Smaller, grayer Common Terns are peppered here within a group of larger, whiter Gull-billed Terns on a New Jersey marsh island.

Smaller, grayer Common Terns are peppered here among larger, whiter Gull-billed Terns on a New Jersey marsh island. Laughing Gulls and terns often concentrate in areas of wrack, or dead marsh vegetation that has been pushed up to high areas of the island by wind and high water levels. This can prove to be problematic for these birds when historic high tides flood the marshes.

Some of the world's largest Laughing Gull colonies are located in the Atlantic Coast saltmarshes of New Jersey.

Some of the world’s largest Laughing Gull colonies are located in the Atlantic Coast saltmarshes of New Jersey.

Aside from the target waterbirds of our survey, there was plenty out there in the marsh to be seen.
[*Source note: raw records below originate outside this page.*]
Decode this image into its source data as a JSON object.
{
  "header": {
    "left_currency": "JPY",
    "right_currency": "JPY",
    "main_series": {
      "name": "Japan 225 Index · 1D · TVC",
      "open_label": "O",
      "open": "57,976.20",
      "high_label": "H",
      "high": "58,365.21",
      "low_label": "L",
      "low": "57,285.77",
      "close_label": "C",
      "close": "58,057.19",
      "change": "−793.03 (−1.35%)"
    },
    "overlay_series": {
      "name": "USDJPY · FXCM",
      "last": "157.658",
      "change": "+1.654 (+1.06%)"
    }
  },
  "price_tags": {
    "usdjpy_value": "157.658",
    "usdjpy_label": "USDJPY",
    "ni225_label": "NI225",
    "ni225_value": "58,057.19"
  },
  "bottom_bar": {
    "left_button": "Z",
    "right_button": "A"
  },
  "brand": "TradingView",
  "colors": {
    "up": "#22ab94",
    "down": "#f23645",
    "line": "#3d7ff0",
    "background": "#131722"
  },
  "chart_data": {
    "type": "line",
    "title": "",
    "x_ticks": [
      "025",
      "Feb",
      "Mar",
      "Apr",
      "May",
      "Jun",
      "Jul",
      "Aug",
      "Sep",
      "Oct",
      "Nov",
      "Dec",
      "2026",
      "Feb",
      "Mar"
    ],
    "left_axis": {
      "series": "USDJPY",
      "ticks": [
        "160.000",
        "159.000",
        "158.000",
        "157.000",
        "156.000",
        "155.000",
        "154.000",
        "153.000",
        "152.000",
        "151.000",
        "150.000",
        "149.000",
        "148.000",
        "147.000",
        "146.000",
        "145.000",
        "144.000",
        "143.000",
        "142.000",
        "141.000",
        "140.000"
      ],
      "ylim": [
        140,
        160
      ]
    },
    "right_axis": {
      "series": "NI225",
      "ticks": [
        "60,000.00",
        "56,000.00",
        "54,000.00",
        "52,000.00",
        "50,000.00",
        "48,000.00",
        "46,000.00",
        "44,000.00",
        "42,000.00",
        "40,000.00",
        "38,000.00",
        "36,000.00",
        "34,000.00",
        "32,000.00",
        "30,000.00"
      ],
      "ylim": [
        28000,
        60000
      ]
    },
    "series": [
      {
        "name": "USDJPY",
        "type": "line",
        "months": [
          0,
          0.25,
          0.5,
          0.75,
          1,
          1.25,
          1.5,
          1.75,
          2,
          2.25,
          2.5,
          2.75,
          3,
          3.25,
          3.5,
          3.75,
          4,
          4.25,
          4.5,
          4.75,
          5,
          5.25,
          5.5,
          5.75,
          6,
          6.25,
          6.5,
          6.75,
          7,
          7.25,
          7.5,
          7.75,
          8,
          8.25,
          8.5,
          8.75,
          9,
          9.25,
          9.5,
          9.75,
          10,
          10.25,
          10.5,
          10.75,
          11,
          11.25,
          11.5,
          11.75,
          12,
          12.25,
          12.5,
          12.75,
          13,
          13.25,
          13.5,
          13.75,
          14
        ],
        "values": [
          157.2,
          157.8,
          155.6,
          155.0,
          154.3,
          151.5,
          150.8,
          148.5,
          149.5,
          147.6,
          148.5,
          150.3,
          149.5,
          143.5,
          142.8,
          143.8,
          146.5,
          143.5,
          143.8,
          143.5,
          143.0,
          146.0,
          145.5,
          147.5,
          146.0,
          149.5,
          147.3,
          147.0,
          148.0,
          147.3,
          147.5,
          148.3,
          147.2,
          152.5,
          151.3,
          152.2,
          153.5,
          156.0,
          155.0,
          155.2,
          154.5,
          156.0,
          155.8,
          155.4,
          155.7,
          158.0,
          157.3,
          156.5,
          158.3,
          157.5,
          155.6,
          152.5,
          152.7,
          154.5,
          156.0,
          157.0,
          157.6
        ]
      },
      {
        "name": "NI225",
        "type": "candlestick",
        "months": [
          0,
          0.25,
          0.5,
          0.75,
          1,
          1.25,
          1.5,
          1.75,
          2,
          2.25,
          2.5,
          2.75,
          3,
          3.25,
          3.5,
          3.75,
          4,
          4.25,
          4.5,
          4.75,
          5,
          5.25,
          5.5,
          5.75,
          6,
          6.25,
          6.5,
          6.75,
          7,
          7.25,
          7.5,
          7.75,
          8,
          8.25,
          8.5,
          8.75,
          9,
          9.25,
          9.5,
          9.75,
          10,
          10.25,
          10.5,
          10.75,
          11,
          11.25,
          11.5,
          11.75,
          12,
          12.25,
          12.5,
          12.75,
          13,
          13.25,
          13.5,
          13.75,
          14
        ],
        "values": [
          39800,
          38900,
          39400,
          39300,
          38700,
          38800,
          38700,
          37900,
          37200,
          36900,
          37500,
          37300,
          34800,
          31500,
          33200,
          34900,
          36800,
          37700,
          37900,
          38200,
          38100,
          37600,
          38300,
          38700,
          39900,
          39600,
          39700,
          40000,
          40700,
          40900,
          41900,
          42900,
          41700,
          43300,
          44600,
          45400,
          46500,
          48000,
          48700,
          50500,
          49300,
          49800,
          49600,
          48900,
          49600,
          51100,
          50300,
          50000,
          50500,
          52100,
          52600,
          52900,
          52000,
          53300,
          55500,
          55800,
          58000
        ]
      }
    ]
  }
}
The highlights for me involved getting excellent views of flying Saltmarsh Sparrows and Seaside Sparrows, and learning that it’s easier to photograph these birds in flight from a helicopter than from the ground.

Ammodramus sparrows were remarkably easy to see from the helicopter. Often, it was fairly straightforward to separate small, pale Saltmarsh Sparrows...

Ammodramus sparrows were remarkably easy to see in flight from the helicopter. Often, it was fairly straightforward to separate pale, stripe-headed, orange-accented Saltmarsh Sparrows…

... from stockier, darker gray and rust Seaside Sparrows. Good views of flying marsh sparrows was perhaps the biggest surprise of the helicopter flights for me.

… from stockier, darker olive, gray and brown Seaside Sparrows. Good views of flying marsh sparrows was perhaps the biggest surprise of the helicopter flights for me.

Clapper Rails are also common residents of New Jersey saltmarshes. Usually, though, a typical experience just involves hearing a chorus of rails hidden way out in the marsh. The helicopter provided a more revealing perspective on these secretive mud hens.

We frequently saw Clapper Rails patrolling the edges of tidal creeks on marsh islands, and some were even calling!

We frequently saw Clapper Rails patrolling the edges of tidal creeks on marsh islands, and some were even calling!

The other typical Clapper Rail helicopter sighting involved a bird flying across a channel underneath us.

The other typical Clapper Rail helicopter sighting involved a bird flying across a channel underneath us.

Thanks for reading, and always remember to look for unusual perspectives on the world of birds!

Two Toms: The author (left), and Tom Reed (right) search for birds from the backseat of a helicopter.

Two Toms: The author (left), and Tom Reed (right) search for birds from the backseat of the survey helicopter.